In Game 3 of the 2018 NBA Finals, The Golden State Warriors’ Kevin Durant dramatically silenced the full capacity Cleveland Cavalier home crowd with one shot. With his team up 3 points, 49.8 seconds remaining in the game and 5 seconds on the shot clock, he confidently hit his signature shot – even though every defender on the court, and every warm body in the crowd knew the shot was coming.
This one shot was reminiscent of a similar one he made in game 3 of the 2017 finals, with similar results. This year’s clutch moment was part his record-breaking performance that night which guided the Warriors to a commanding 3-0 lead over the Cavaliers in this best-of-seven series. When asked about Durant’s play and shot, teammate Stephen Curry commented, “Supreme self-confidence. He works hard at his craft. He's ready for those moments. When you have that belief in yourself, the moment is never too big for you. He would live with the result knowing how much work he's put into it. That's what superstars do.”

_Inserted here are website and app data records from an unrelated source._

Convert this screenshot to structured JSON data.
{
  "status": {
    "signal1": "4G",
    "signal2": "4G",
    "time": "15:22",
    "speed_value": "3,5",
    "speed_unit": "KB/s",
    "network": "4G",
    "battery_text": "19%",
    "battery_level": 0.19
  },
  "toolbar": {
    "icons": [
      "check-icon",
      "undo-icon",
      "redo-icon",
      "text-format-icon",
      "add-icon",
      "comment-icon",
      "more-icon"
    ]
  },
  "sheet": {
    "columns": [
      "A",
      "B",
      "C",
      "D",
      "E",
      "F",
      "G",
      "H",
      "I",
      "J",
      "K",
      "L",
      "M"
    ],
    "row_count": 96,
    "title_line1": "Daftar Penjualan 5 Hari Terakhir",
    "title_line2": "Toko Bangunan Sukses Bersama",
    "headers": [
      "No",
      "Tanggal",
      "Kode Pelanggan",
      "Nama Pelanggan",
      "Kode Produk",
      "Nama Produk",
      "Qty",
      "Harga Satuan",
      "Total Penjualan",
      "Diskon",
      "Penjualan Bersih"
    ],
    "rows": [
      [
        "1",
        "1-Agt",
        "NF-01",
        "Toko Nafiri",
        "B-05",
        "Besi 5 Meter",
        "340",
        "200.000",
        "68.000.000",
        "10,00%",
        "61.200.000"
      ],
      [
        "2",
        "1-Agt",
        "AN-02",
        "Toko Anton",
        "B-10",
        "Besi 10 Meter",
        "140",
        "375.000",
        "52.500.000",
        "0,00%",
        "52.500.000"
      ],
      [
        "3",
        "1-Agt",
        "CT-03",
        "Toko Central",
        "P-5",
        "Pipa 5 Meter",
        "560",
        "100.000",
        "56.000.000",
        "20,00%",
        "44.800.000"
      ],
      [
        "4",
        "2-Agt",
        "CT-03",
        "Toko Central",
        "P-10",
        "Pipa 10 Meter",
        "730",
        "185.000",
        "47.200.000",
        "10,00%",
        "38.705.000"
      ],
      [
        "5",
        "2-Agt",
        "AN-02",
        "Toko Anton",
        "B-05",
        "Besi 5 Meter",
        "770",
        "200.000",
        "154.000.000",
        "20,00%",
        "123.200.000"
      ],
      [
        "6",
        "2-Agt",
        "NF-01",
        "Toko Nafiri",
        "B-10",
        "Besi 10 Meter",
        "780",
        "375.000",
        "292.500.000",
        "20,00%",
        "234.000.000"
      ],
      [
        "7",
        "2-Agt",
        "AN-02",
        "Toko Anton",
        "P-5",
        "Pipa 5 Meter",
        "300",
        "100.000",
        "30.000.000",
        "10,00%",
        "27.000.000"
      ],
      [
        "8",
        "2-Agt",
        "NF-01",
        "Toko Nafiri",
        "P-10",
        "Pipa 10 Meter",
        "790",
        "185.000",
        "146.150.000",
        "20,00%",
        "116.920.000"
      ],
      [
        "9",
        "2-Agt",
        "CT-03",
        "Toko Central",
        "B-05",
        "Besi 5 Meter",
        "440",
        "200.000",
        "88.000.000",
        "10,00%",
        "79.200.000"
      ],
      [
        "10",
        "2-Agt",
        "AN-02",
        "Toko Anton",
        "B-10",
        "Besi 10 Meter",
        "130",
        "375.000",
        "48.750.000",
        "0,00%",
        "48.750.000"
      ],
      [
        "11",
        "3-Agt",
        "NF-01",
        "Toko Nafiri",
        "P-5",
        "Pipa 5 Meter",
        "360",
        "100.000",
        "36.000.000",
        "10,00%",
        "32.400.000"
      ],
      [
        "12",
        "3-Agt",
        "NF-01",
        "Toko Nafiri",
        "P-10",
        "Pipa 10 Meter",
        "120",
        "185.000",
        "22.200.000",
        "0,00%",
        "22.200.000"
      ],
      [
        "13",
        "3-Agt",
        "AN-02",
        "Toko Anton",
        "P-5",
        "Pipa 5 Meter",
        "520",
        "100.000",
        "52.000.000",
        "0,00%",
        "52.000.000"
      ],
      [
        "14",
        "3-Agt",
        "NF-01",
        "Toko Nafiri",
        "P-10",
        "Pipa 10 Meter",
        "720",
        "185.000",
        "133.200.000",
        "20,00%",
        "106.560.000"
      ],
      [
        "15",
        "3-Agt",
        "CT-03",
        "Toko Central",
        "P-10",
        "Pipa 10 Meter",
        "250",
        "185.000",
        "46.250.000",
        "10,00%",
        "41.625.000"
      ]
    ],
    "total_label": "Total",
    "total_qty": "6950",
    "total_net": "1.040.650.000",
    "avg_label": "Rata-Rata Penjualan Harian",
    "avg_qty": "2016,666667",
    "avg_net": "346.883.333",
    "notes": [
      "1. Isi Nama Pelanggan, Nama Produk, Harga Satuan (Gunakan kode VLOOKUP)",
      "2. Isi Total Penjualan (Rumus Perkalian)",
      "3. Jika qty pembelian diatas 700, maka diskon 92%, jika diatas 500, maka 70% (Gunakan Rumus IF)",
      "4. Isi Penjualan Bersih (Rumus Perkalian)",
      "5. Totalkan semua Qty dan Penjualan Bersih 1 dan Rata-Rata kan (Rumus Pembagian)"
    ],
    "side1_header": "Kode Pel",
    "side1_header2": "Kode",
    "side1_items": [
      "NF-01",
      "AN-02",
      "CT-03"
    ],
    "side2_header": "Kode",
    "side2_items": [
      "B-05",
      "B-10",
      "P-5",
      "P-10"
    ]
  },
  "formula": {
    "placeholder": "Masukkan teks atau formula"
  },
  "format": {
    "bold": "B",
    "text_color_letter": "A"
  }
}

Every coach desires the “champion” personality on their team; the player who diligently prepares when nobody is around, disciplining their body to respond appropriately when the moment counts and honing his or her skills so that the motions become automatic. Such preparation breeds, as Curry commented, “Supreme confidence.”
The Apostle Paul used the analogy of athletic discipline in 1 Corinthians 9:27 when he stated, “But I discipline my body and make it my slave, so that, after I have preached to others, I myself will not be disqualified.” Paul is the perfect example of a Christian with a confidence similar to Durant’s. However, his confidence was in someone much greater. When he wrote the book of 2nd Corinthians, he defended his ministry and reasserted his authority as an apostle of Christ. In Chapter 3, we find our verse for the day. Paul asserts his full confidence, but does not boast in himself or in his own abilities. Instead, he proclaims that he is adequate, or competent because of the Lord. His confidence was so complete, it sustained him throughout his ministry despite many trials, beatings, stoning, and imprisonment. It was because of his confidence in the Lord that he could proclaim from the Roman jails, “For I have learned to be content in whatever circumstances I am...I can do all things through Him who strengthens me.” (Philippians 4: 11; 13).
This same confidence is available to each of us in our daily walk. We find it as we find our sufficiency in Christ, and learn the meaning of true contentment in the Lord.
- As an athlete, have you envisioned making the game-winning shot or stop?
- How have you prepared yourself for that moment?
- What steps are you taking in your personal life do build confidence in the Lord?
- Recall to memory your history with the Lord. How has God provided you experiences in your past to nurture your faith and confidence in Him?
Philippians 4: 4-13; 2 Corinthians 12:9; 1 Corinthians 9:24-27